Today's announcement builds on the larger Great Lakes Restoration Initiative that was established between 11 federal agencies in 2010 to address critical resource concerns, including subsurface nitrogen and phosphorous losses. Over the past three years, NRCS in partnership with the Environmental Protection Agency, has invested $75 million above and beyond its base program funding in the Great Lakes basin, most of which has been directed toward addressing nutrient and sediment concerns. This funding is targeted both geographically--to priority watersheds that have an outsized impact on nutrient and sediment loading--and by core practices that are successful at reducing nutrient and sediment runoff. This work is producing results; a USDA report released last fall shows that farmers in the Great Lakes basin have made tremendous strides in reducing nutrient and sediment losses from their lands.
Learn more about NRCS programs and initiatives (http://go.usa.gov/UAq), and find the NRCS service center near you (http://go.usa.gov/U7S).

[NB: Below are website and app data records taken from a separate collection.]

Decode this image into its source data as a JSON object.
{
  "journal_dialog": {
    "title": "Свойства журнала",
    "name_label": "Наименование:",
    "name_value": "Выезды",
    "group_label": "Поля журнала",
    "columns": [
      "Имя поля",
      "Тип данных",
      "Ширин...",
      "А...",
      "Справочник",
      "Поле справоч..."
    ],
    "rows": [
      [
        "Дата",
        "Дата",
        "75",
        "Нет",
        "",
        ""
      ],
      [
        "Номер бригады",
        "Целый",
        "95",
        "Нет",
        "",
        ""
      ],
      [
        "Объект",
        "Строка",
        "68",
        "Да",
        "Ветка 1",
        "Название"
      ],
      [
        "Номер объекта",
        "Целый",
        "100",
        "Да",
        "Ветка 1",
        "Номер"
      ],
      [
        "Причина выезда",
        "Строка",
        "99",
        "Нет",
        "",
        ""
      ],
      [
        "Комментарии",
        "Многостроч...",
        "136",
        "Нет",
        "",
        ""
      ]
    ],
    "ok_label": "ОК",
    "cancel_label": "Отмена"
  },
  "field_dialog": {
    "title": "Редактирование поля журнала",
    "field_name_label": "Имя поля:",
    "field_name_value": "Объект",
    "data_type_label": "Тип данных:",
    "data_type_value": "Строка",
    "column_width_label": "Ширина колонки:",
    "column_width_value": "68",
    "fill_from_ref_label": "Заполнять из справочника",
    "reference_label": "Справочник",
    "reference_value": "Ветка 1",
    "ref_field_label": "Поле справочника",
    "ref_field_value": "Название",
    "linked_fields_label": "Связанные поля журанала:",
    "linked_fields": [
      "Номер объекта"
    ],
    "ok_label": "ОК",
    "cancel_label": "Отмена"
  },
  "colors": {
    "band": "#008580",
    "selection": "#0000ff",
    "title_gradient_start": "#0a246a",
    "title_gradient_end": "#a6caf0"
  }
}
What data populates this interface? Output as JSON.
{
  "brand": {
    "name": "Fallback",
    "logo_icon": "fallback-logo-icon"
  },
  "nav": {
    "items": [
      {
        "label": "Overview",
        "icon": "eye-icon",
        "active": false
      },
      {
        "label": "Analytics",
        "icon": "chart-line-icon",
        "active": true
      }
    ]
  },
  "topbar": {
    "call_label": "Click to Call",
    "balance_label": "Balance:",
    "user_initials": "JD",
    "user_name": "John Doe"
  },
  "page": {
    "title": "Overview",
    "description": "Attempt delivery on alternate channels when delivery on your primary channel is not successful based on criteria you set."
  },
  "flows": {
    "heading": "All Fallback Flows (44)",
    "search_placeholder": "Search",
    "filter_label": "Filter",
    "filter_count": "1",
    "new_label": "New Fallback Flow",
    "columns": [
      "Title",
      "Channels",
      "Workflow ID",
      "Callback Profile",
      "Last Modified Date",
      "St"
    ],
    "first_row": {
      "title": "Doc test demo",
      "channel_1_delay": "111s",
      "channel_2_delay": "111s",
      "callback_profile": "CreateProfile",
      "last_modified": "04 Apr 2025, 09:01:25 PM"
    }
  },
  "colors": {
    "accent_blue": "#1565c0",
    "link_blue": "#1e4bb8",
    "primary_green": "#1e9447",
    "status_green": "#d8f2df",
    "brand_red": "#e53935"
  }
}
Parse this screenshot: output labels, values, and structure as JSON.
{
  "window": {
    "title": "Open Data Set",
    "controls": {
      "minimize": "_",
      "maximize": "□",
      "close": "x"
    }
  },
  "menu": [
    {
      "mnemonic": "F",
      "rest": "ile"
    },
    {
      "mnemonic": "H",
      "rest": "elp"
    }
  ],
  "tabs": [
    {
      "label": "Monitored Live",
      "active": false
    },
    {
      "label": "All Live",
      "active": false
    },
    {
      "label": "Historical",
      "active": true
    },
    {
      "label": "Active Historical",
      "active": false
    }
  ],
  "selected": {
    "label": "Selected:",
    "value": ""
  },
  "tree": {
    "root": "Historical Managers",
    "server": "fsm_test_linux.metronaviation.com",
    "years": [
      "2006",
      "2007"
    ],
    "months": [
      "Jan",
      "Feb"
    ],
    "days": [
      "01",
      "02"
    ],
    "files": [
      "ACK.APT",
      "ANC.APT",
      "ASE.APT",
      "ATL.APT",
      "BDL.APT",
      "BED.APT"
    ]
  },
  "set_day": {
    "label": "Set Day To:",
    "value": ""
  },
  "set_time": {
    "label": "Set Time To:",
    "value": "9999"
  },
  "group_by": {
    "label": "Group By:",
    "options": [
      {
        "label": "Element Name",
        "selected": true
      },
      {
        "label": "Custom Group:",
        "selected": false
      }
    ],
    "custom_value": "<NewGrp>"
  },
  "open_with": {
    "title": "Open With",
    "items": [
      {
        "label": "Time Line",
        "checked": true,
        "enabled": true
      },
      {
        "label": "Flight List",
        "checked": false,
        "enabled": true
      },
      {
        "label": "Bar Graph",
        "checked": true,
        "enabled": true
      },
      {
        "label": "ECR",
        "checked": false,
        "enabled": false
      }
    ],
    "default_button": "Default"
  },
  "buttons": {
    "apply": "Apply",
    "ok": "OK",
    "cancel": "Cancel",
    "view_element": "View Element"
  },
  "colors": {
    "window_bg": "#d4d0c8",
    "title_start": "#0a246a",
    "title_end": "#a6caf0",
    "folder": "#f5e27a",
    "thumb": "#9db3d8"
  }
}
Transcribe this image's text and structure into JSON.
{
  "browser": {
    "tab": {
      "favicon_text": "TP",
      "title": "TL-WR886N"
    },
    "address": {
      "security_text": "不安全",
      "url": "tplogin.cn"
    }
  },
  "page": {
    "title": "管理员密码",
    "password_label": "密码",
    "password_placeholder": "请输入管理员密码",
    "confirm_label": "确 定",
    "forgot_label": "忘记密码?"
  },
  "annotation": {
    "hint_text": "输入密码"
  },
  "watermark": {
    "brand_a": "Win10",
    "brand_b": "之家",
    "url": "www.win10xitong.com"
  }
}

USDA works with state and local governments and private landowners to conserve and protect our nation's natural resources -- helping preserve our land, and clean our air and water. President Obama launched the America's Great Outdoors initiative in 2010 to foster a 21st century approach to conservation that is designed by and accomplished in partnership with the American people. Outdoor recreation supports nearly 6.5 million jobs and $730 billion in added value annually to the U.S. economy. During the past two years, USDA's conservation agencies--the Natural Resources Conservation Service, the U.S. Forest Service, and the Farm Service Agency--have delivered technical assistance and implemented restoration practices on public and private lands. We are working to better target conservation investments: embracing locally driven conservation and entering partnerships that focus on large, landscape-scale conservation.